Nigeria's military cannot meet the president's December deadline to crush Boko Haram's Islamic uprising, and Nigerians must expect suicide bombings to continue, a government spokesman said Thursday.
Air Commodore Yusuf Anas of the Center for Crisis Communication said the deadline "may be unrealistic" and warned Nigerians not to view December as a "sacrosanct date when all suicide bombings will end."
The 6-year-old uprising already has killed 20,000 people and driven 2.3 million from the homes. Millions of dollars worth of property has been destroyed.
"The timeline on when to stop the insurgents from activating sleeper cells and detonating bombs into soft targets in any part of the country, especially in the frontline states, is therefore not tenable."
Forces from Nigeria and neighboring Chad earlier this year drove the extremists out of areas in which they had proclaimed an Islamic caliphate. Recently, the Nigerian Air Force and ground troops have reported destroying numerous Boko Haram camps and freeing more than 1,000 kidnap victims.
In June, President Muhammadu Buhari ordered the military to crush the insurgency by December, but the extremists have pushed back with village raids and urban suicide bombings that have killed more than 1,500 people.

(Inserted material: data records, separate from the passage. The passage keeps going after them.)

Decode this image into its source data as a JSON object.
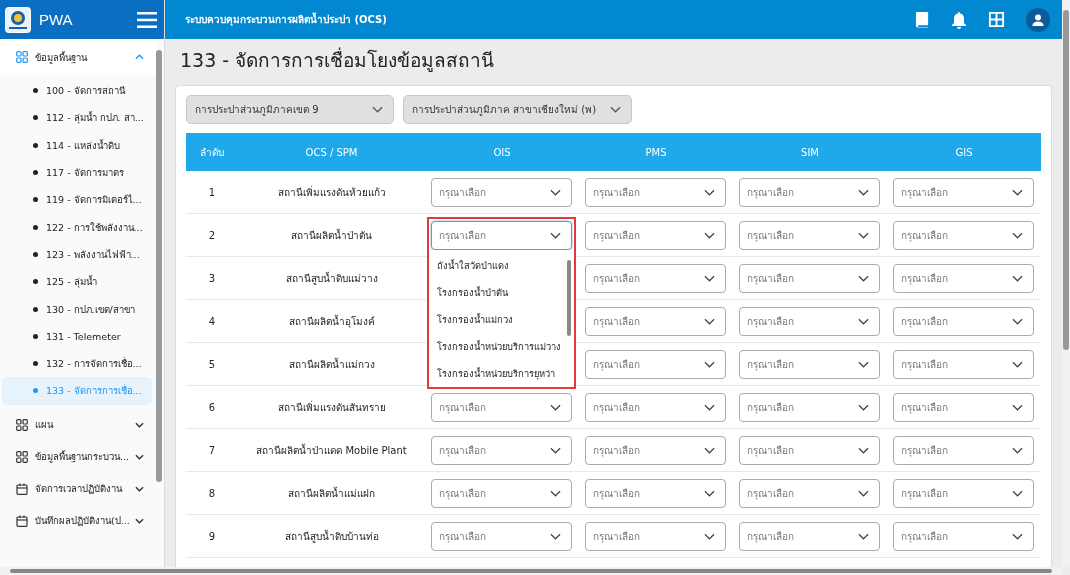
{
  "app": {
    "logo_text": "PWA",
    "system_title": "ระบบควบคุมกระบวนการผลิตน้ำประปา (OCS)"
  },
  "sidebar": {
    "groups": [
      {
        "label": "ข้อมูลพื้นฐาน",
        "kind": "grid",
        "expanded": true,
        "children": [
          {
            "label": "100 - จัดการสถานี",
            "selected": false
          },
          {
            "label": "112 - ลุ่มน้ำ กปภ. สา...",
            "selected": false
          },
          {
            "label": "114 - แหล่งน้ำดิบ",
            "selected": false
          },
          {
            "label": "117 - จัดการมาตร",
            "selected": false
          },
          {
            "label": "119 - จัดการมิเตอร์ไ...",
            "selected": false
          },
          {
            "label": "122 - การใช้พลังงาน...",
            "selected": false
          },
          {
            "label": "123 - พลังงานไฟฟ้า...",
            "selected": false
          },
          {
            "label": "125 - ลุ่มน้ำ",
            "selected": false
          },
          {
            "label": "130 - กปภ.เขต/สาขา",
            "selected": false
          },
          {
            "label": "131 - Telemeter",
            "selected": false
          },
          {
            "label": "132 - การจัดการเชื่อ...",
            "selected": false
          },
          {
            "label": "133 - จัดการการเชื่อ...",
            "selected": true
          }
        ]
      },
      {
        "label": "แผน",
        "kind": "grid",
        "expanded": false
      },
      {
        "label": "ข้อมูลพื้นฐานกระบวน...",
        "kind": "grid",
        "expanded": false
      },
      {
        "label": "จัดการเวลาปฏิบัติงาน",
        "kind": "calendar",
        "expanded": false
      },
      {
        "label": "บันทึกผลปฏิบัติงาน(ป...",
        "kind": "calendar",
        "expanded": false
      }
    ]
  },
  "page_title": "133 - จัดการการเชื่อมโยงข้อมูลสถานี",
  "filters": [
    {
      "value": "การประปาส่วนภูมิภาคเขต 9"
    },
    {
      "value": "การประปาส่วนภูมิภาค สาขาเชียงใหม่ (พ)"
    }
  ],
  "table": {
    "columns": [
      "ลำดับ",
      "OCS / SPM",
      "OIS",
      "PMS",
      "SIM",
      "GIS"
    ],
    "rows": [
      {
        "index": "1",
        "station": "สถานีเพิ่มแรงดันห้วยแก้ว",
        "ois": {
          "placeholder": "กรุณาเลือก"
        },
        "pms": {
          "placeholder": "กรุณาเลือก"
        },
        "sim": {
          "placeholder": "กรุณาเลือก"
        },
        "gis": {
          "placeholder": "กรุณาเลือก"
        }
      },
      {
        "index": "2",
        "station": "สถานีผลิตน้ำป่าตัน",
        "ois": {
          "placeholder": "กรุณาเลือก",
          "focused": true,
          "highlighted": true,
          "options": [
            "ถังน้ำใสวัดป่าแดง",
            "โรงกรองน้ำป่าตัน",
            "โรงกรองน้ำแม่กวง",
            "โรงกรองน้ำหน่วยบริการแม่วาง",
            "โรงกรองน้ำหน่วยบริการยุหว่า"
          ]
        },
        "pms": {
          "placeholder": "กรุณาเลือก"
        },
        "sim": {
          "placeholder": "กรุณาเลือก"
        },
        "gis": {
          "placeholder": "กรุณาเลือก"
        }
      },
      {
        "index": "3",
        "station": "สถานีสูบน้ำดิบแม่วาง",
        "pms": {
          "placeholder": "กรุณาเลือก"
        },
        "sim": {
          "placeholder": "กรุณาเลือก"
        },
        "gis": {
          "placeholder": "กรุณาเลือก"
        }
      },
      {
        "index": "4",
        "station": "สถานีผลิตน้ำอุโมงค์",
        "pms": {
          "placeholder": "กรุณาเลือก"
        },
        "sim": {
          "placeholder": "กรุณาเลือก"
        },
        "gis": {
          "placeholder": "กรุณาเลือก"
        }
      },
      {
        "index": "5",
        "station": "สถานีผลิตน้ำแม่กวง",
        "pms": {
          "placeholder": "กรุณาเลือก"
        },
        "sim": {
          "placeholder": "กรุณาเลือก"
        },
        "gis": {
          "placeholder": "กรุณาเลือก"
        }
      },
      {
        "index": "6",
        "station": "สถานีเพิ่มแรงดันสันทราย",
        "ois": {
          "placeholder": "กรุณาเลือก"
        },
        "pms": {
          "placeholder": "กรุณาเลือก"
        },
        "sim": {
          "placeholder": "กรุณาเลือก"
        },
        "gis": {
          "placeholder": "กรุณาเลือก"
        }
      },
      {
        "index": "7",
        "station": "สถานีผลิตน้ำป่าแดด Mobile Plant",
        "ois": {
          "placeholder": "กรุณาเลือก"
        },
        "pms": {
          "placeholder": "กรุณาเลือก"
        },
        "sim": {
          "placeholder": "กรุณาเลือก"
        },
        "gis": {
          "placeholder": "กรุณาเลือก"
        }
      },
      {
        "index": "8",
        "station": "สถานีผลิตน้ำแม่แฝก",
        "ois": {
          "placeholder": "กรุณาเลือก"
        },
        "pms": {
          "placeholder": "กรุณาเลือก"
        },
        "sim": {
          "placeholder": "กรุณาเลือก"
        },
        "gis": {
          "placeholder": "กรุณาเลือก"
        }
      },
      {
        "index": "9",
        "station": "สถานีสูบน้ำดิบบ้านท่อ",
        "ois": {
          "placeholder": "กรุณาเลือก"
        },
        "pms": {
          "placeholder": "กรุณาเลือก"
        },
        "sim": {
          "placeholder": "กรุณาเลือก"
        },
        "gis": {
          "placeholder": "กรุณาเลือก"
        }
      }
    ]
  }
}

Last month, Buhari told the commander of the U.S. Africa Command, Gen. David Rodriguez, that improved training, weapons, logistics and welfare had well-positioned Nigerian forces to break the back of the uprising.
"Structured attacks by the insurgents have reduced and by the end of the year, we should see the final routing of Boko Haram as an organized fighting force," Buhari said.
Boko Haram was named the world's most deadly extremist group in the Global Terrorism Index last week, with 6,644 deaths attributed to it in 2014 — more than any other extremist group.